Website and app data records
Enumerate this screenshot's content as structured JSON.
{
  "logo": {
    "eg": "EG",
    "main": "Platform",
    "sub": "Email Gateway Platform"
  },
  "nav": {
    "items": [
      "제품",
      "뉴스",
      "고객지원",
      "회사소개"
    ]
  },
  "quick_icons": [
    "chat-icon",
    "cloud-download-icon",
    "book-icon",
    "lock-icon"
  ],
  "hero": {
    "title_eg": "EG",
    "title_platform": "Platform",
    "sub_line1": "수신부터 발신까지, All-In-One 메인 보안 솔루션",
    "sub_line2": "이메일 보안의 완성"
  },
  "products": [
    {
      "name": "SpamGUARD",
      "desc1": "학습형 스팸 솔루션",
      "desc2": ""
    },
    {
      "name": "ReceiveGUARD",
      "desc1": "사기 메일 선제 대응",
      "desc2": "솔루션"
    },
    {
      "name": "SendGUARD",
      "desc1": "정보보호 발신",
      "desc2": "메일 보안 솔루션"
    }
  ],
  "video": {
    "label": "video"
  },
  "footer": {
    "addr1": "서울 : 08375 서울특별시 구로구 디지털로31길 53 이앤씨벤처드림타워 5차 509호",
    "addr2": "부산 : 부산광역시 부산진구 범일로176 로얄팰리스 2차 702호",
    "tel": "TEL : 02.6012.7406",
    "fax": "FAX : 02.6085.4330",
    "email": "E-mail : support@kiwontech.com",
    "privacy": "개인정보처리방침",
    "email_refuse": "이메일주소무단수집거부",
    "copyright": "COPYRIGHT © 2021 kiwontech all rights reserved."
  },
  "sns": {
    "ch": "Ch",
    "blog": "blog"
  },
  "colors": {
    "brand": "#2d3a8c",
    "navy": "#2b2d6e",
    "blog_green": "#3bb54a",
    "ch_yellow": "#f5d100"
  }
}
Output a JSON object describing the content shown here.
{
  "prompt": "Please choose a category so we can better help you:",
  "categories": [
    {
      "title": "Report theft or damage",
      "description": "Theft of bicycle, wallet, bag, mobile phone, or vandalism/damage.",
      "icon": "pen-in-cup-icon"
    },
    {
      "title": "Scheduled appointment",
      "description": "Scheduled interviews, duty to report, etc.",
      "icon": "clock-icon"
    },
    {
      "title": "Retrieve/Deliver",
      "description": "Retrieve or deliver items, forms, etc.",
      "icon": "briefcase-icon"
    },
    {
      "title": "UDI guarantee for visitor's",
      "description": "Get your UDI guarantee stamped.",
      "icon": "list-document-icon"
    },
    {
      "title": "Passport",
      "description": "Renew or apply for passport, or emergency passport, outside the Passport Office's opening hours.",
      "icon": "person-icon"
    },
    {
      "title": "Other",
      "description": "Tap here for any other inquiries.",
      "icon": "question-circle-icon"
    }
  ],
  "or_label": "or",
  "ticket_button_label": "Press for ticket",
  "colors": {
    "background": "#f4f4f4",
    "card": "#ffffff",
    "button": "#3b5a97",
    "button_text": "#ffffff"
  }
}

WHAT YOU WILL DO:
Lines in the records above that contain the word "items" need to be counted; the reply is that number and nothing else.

RESULT FOR THIS TASK:
2